** PROVIDED DATA **
+-------+

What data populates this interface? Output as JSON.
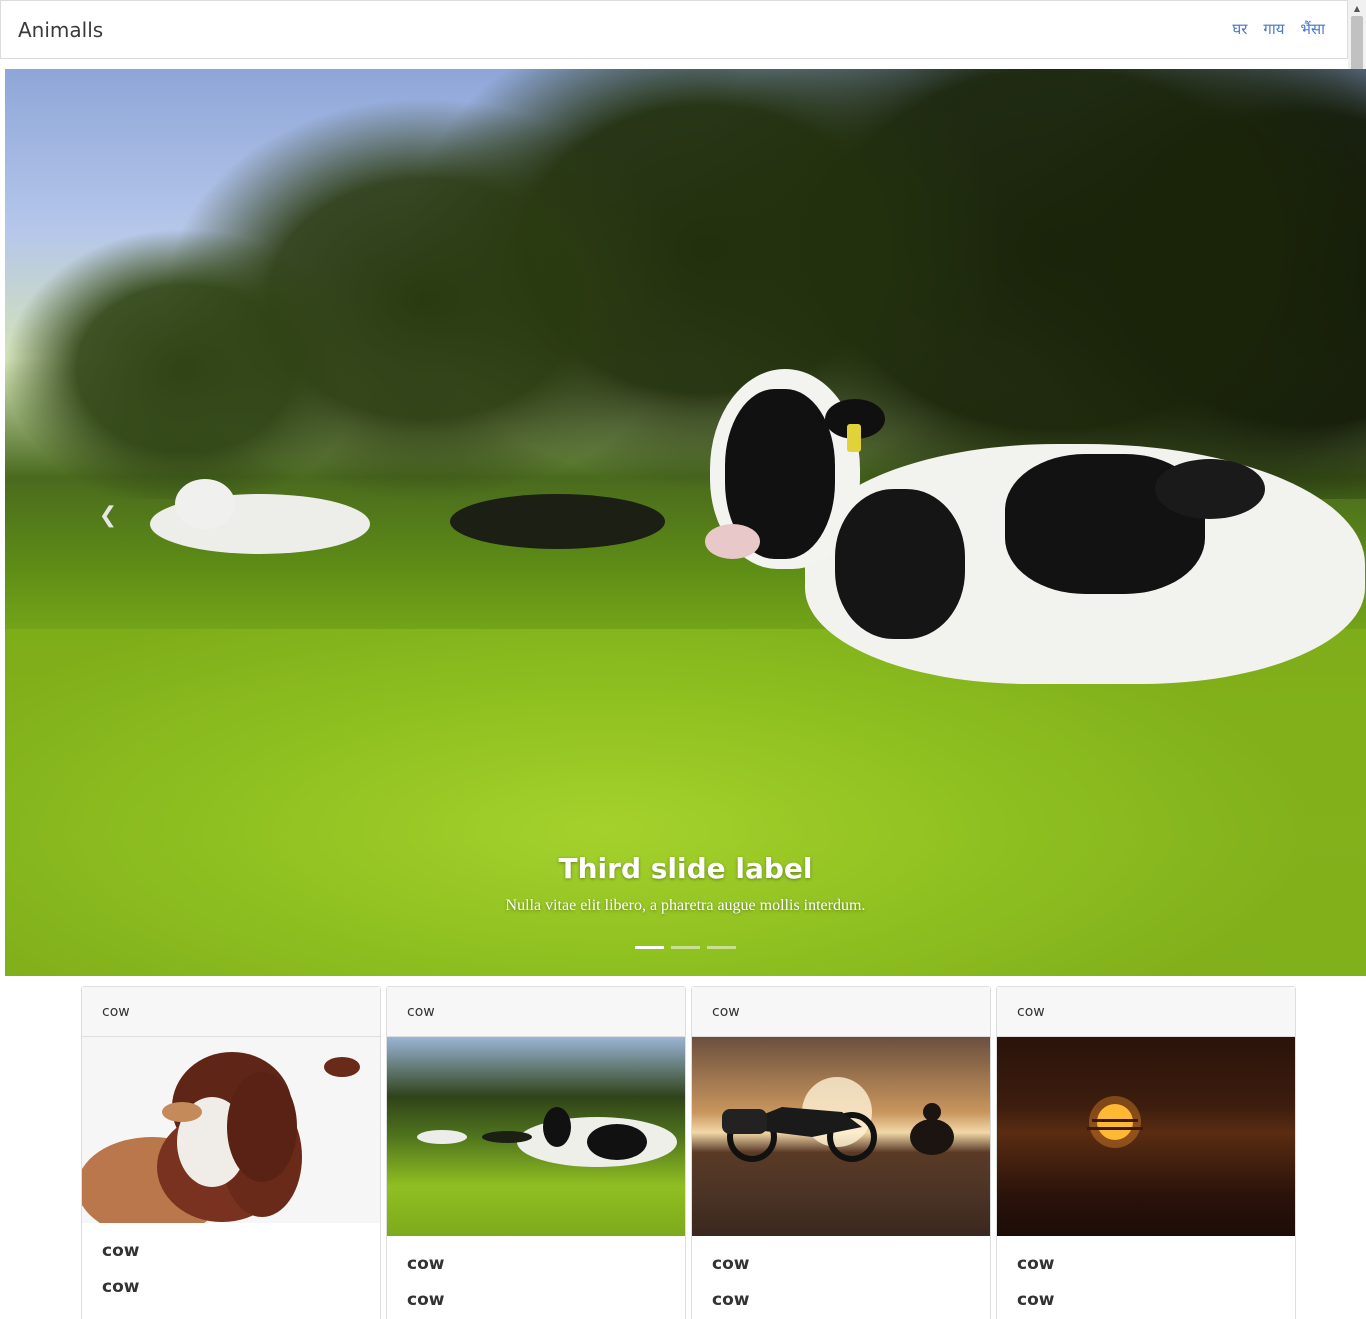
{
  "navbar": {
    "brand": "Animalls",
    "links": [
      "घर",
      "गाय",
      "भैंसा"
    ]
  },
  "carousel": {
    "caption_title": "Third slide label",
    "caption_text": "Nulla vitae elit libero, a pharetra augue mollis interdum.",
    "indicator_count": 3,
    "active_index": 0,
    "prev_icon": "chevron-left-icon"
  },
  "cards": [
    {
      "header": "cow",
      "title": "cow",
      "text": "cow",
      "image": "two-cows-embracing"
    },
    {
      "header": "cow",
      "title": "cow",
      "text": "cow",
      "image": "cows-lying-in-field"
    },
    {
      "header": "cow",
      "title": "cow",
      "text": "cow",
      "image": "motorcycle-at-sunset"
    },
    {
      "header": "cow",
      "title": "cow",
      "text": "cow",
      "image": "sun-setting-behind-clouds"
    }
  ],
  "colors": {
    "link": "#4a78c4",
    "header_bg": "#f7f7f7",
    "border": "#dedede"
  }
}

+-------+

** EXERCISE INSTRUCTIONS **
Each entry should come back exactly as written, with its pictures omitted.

** PROBLEM SOLUTION **
What data populates this interface? Output as JSON.
{
  "navbar": {
    "brand": "Animalls",
    "links": [
      "घर",
      "गाय",
      "भैंसा"
    ]
  },
  "carousel": {
    "caption_title": "Third slide label",
    "caption_text": "Nulla vitae elit libero, a pharetra augue mollis interdum.",
    "indicator_count": 3,
    "active_index": 0,
    "prev_icon": "chevron-left-icon"
  },
  "cards": [
    {
      "header": "cow",
      "title": "cow",
      "text": "cow",
      "image": "two-cows-embracing"
    },
    {
      "header": "cow",
      "title": "cow",
      "text": "cow",
      "image": "cows-lying-in-field"
    },
    {
      "header": "cow",
      "title": "cow",
      "text": "cow",
      "image": "motorcycle-at-sunset"
    },
    {
      "header": "cow",
      "title": "cow",
      "text": "cow",
      "image": "sun-setting-behind-clouds"
    }
  ],
  "colors": {
    "link": "#4a78c4",
    "header_bg": "#f7f7f7",
    "border": "#dedede"
  }
}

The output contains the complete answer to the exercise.